Start of Input material
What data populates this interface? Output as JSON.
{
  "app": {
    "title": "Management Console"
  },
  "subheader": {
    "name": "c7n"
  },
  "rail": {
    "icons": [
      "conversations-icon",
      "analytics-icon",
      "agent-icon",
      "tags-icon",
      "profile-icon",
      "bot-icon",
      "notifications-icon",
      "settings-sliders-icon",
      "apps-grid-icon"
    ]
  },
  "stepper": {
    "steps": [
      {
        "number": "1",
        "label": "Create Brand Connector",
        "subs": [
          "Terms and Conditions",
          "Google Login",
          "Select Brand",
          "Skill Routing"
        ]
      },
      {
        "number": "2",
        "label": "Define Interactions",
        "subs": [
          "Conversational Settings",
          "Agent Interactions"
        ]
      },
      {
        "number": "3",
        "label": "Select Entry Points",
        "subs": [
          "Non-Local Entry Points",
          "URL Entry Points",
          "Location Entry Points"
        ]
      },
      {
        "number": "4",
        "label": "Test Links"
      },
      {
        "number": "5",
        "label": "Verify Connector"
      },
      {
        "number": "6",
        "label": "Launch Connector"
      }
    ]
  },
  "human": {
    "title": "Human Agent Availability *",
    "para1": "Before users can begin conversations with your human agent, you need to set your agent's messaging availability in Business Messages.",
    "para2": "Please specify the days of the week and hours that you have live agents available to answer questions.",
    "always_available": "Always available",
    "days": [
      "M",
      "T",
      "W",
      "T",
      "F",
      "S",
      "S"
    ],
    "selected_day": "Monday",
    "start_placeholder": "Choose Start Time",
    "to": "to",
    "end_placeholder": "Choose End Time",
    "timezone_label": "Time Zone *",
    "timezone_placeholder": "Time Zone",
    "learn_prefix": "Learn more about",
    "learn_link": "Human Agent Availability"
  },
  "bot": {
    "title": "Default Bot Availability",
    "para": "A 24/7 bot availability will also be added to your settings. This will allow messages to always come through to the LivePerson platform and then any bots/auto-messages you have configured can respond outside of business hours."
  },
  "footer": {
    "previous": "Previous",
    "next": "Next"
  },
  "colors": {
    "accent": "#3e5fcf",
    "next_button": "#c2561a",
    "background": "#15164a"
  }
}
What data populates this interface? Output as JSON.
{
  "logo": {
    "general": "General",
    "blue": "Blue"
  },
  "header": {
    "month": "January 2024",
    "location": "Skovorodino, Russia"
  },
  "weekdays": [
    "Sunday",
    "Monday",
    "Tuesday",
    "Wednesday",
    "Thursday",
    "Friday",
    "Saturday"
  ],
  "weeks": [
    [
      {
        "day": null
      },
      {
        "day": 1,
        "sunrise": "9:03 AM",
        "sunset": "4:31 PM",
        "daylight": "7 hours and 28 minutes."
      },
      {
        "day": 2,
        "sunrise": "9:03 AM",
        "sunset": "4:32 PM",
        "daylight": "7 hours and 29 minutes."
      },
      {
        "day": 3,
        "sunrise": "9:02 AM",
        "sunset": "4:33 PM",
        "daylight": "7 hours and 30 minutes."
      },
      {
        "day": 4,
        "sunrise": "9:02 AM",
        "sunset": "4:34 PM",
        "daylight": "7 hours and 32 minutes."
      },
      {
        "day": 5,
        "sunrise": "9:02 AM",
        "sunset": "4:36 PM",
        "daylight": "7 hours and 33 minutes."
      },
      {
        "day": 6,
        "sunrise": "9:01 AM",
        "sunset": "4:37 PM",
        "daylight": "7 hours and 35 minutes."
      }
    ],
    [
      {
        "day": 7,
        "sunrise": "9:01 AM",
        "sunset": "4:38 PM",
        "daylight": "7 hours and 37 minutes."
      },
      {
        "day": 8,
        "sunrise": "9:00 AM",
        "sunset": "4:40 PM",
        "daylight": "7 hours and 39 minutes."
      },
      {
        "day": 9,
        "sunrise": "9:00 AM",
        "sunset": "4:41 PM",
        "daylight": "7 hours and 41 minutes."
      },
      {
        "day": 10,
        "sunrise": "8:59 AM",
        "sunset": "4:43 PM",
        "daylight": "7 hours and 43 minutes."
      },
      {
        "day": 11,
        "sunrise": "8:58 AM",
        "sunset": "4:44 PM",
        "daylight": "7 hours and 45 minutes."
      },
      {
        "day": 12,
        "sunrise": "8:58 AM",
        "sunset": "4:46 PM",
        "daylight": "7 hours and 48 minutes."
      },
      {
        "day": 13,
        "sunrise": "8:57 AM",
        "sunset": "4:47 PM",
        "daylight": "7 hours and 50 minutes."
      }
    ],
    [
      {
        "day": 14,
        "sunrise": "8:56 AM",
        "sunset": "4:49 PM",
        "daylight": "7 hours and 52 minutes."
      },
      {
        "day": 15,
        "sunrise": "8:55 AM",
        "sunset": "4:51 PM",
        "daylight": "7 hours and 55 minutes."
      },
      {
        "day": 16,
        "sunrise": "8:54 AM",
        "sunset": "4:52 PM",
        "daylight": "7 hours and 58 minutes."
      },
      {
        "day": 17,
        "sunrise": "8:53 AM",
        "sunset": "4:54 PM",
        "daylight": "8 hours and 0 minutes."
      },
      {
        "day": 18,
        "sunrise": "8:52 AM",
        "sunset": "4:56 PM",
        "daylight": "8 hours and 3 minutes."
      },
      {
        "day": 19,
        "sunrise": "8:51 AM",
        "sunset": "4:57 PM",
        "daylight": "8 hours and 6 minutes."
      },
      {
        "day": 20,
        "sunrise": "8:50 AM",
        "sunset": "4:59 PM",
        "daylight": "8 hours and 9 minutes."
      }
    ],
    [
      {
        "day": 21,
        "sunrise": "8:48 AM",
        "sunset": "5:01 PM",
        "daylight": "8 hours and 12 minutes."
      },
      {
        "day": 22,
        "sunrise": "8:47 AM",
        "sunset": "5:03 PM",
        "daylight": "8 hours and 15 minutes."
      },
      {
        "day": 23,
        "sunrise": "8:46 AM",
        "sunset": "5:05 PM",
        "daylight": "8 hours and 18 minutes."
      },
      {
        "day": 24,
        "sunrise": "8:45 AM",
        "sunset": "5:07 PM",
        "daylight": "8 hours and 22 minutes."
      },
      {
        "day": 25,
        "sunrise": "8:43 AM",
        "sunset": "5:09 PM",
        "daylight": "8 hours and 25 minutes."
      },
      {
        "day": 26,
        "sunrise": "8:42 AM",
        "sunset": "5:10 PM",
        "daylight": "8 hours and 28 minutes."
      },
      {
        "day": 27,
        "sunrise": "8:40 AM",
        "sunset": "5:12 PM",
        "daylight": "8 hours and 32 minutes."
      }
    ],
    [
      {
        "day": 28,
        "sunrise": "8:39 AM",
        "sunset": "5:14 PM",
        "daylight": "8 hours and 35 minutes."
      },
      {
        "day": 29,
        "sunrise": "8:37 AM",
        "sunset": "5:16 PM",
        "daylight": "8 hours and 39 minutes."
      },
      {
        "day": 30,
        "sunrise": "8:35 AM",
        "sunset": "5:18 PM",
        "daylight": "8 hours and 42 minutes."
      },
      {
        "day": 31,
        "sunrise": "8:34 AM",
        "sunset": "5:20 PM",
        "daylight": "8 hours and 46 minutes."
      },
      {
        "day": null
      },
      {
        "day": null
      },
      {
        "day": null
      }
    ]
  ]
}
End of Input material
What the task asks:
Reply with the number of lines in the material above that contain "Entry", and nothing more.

Answer for the task:
4